Sport & Auto
- About Future
- Digital Future
- Cookies Policy
- Terms & Conditions
- Investor Relations
- Contact Future
Team Sky's outrageous F-Type TT team car, cooling vests and more
First look at Yeti’s new enduro race bike
Prototype wheels and saddles, cunning fixes and an arachnid
A custom stars-and-stripes machine for the triple national champion
Jonathan Tiernan Locke wins the Tour of Britain
First summit finish and longest ever TT mean race will be hardest yet, say organisers
The 2013 Tour of Britain will feature the race’s first summit finish, a 16km TT in a safari park and – another first for the event – a ladies’ race preceding the men’s final stage in the streets of London.
The eight-day race, celebrating its 10th anniversary in its modern incarnation continues to build upon the assertion that it delivers an ever-harder event, and the 6km climb day 6 to Haytor on Dartmoor - billed the ‘sting in the tail’ by race director Mick Bennett at Thursday’s launch - is the centrepiece.
The UCI ranked 2.1 event – actually the shortest of the past ten editions at 1, 045km – starts on 15 September in Peebles in the Scottish Borders will finish with 88km on a city circuit centred on Whitehall on 22 September.
Along the way, the race visits tough terrain in the Lake District on Stage 2 – also the longest day at 225km – Wales, the South West and the leafy lanes of Surrey.
Bennett said the two tough opening stages – both over 200km – followed by a mid-race time trial on stage three in Knowsley Safari Park on Merseyside would be a tough test for the riders: “There’re flashpoints on virtually every stage,” he said.
“The change for us is that we usually put two relatively flat easier stages at the beginning of the Tour.

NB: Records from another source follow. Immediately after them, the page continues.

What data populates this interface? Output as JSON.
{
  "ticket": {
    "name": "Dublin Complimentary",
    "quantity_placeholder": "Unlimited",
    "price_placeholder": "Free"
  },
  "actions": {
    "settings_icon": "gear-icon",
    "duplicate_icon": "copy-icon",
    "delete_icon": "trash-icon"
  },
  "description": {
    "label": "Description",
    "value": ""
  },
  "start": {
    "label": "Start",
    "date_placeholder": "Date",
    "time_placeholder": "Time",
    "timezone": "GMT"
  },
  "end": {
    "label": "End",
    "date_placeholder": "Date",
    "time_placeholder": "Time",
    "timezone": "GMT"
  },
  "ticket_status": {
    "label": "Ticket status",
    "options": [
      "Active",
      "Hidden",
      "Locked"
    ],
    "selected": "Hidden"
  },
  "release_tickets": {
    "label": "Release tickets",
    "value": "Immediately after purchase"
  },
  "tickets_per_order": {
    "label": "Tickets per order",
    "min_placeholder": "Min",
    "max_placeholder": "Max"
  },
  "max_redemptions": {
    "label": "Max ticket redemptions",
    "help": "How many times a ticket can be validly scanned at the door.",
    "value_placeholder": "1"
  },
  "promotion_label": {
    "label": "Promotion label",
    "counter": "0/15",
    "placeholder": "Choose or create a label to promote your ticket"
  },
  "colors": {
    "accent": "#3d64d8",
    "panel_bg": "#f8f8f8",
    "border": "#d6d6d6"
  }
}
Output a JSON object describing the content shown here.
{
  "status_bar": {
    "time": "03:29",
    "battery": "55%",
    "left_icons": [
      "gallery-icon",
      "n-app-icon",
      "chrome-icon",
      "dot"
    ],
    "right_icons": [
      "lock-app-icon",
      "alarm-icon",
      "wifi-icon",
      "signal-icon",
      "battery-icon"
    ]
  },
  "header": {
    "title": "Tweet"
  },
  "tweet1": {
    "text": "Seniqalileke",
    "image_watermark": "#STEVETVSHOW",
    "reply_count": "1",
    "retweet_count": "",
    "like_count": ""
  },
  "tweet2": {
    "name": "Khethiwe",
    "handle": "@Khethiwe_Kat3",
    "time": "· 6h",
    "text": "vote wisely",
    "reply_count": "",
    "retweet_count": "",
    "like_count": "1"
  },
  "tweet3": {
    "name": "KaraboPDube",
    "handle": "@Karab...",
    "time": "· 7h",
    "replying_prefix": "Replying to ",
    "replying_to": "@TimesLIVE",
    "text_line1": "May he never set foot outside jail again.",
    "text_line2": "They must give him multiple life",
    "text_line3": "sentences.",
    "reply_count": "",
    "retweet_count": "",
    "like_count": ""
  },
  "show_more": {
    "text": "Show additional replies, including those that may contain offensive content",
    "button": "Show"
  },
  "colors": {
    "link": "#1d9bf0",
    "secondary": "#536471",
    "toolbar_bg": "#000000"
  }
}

This second day finishing Kendal and going up Honister Pass and all that makes it very difficult day – and then there’s a ten mile time trial to follow it. The flashpoint for me would be how they all come out of stage two,” he said.
For the first time too, the race will also visit Snowdonia with a finish in Llanberis on stage 4.
The race will also visit perennial host towns including Caerphilly in Wales, Stoke-on-Trent in the Midlands and Guildford in Surrey on the penultimate day, where world champion Mark Cavendish won in front of large crowds last year.
The final day will feature a women’s race ahead of the men’s finale.
Bennett said “Ahead of the stage we will be putting on an international women’s bike providing a great showcase for this country’s top female cyclists in this great city.
“We hope many of the UCI’s women’s teams will take this opportunity to race on such an iconic circuit in front of what can only be assumed as being big crowds.”
NetApp-Endura’s Russell Downing agreed the men’s tour promised to be tough. “Some of those days down in Wales – not only are you going up, you’re staying up on the top.
“The stage to Haytor – that’s a hard ‘un because we’ve never had a summit finish. Not only are they long days, those roads are dead – they’re not like European roads. And then there’s the weather…
“Ten years on, it shows where the Tour of Britain’s come from that it’s bigger and better than ever,” he said.
Last year, the race, resurrected in 2004 by the organisers SweetSpot, had its first British winner in Jonathan Tiernan-Locke, then riding for Endura.
2013 Tour of Britain:
Stage One: Sunday 15th September Peebles - Drumlanrig Castle 201km
Stage Two: Monday 16th September Carlisle - Kendal 225km
Stage Three: Tuesday 17th September Knowsley Individual Time Trial 16k
Stage Four: Wednesday 18th September Stoke-on-Trent – Llanberis, Wales 190.9km
Stage Five: Thursday 19th September Machynlleth - Caerphilly 177.1km
Stage Six: Friday 20th September Sidmouth – Haytor 137km
Stage Seven: Saturday 21st September Epsom - Guildford 150.4km
Stage Eight: Sunday 22nd September London circuit 88kk